  4. Wearing sterile gloves, clean skin with chlorhexidine 5% over the reservoir and a surrounding circle of skin with a diameter of 4cm. Use light but firm contact. Allow to dry (2 minutes).
  5. Position sterile drape to maintain a sterile field.
  6. Cut the hub from the butterfly tubing.
  7. Insert butterfly needle through skin just into reservoir bladder. Select an insertion site different from the one most recently used. Angle needle at 30 to 45 degrees from the skin. The base of the reservoir is metal so cannot be punctured.
  8. Allow the cerebrospinal fluid (CSF) to drip into the CSF collection bottles. As the pressure reduces, the flow rate will reduce accordingly and this should be used as a guide for to when cease the procedure.
  9. Limit total volume of CSF drained at each tapping to no more than 30ml or 15ml/kg (whichever is less). The initial puncture should not exceed 10ml in volume and can be increased on sequential taps at a rate of not more than 5ml/day.
  10. Sample CSF for culture, cell count, glucose and protein every three days. If fluid is blood-stained (from old haemorrhage), biochemical analysis may not be helpful. Culture dark fluid every three days.
  11. Remove needle and hold firm pressure for 2 minutes or until CSF leakage from skin stops.
  12. Repeat drainage at intervals dictated by clinical response +/or ultrasound markers. Repeat once a day but as often as twice daily. Aim to improve daily volume sufficient to prevent progressive ventriculomegaly. The volume taken off each day should result in initial concavity of the fontanelle, with some overlapping of the cranial sutures. If the sutures are still overlapping and the fontanelle concave the following day, the interval between aspirations should be lengthened appropriately.
  13. Follow response with cranial ultrasound scans.

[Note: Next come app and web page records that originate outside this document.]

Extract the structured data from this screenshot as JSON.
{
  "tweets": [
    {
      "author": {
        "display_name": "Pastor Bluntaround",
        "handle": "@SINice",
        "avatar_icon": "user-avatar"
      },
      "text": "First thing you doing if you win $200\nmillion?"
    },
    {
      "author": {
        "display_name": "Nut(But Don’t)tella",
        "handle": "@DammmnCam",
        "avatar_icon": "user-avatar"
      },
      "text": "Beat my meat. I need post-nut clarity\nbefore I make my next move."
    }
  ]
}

Reservoirs are seldom removed even if they are no longer needed.

Complications

  • Local skin breakdown
  • Hypovolaemia
  • Hypoproteinaemia
  • Hyponatraemia (check electrolytes every 2-3 days)
  • Wound or reservoir infection
  • CSF leak from puncture site
  • Obstruction of ventricular catheter
  • Ventriculitis
  • May precipitate further haemorrhage if large amounts of CSF removed

References

  1. Fletcher M A, MacDonald M G, Schoonover V: Atlas of Procedures in Neonatology 1993. Lippincott Williams & Wilkins.
  2. Whitelaw A. Neonatal hydrocephalus - clinical asessment and non surgical treatment. In Fetal and Neonatal Neurology and Neurosurgery. Eds Levene MI, Chervenak FA, Whittle M. Publisher - Churchill Livingstone 2001

Did you find this information helpful?

Document Control

  • Date last published: 01 April 2015
  • Document type: Clinical Guideline
  • Services responsible: Neonatology
  • Owner: Newborn Services Clinical Practice Committee
  • Editor: Sarah Bellhouse
  • Review frequency: 2 years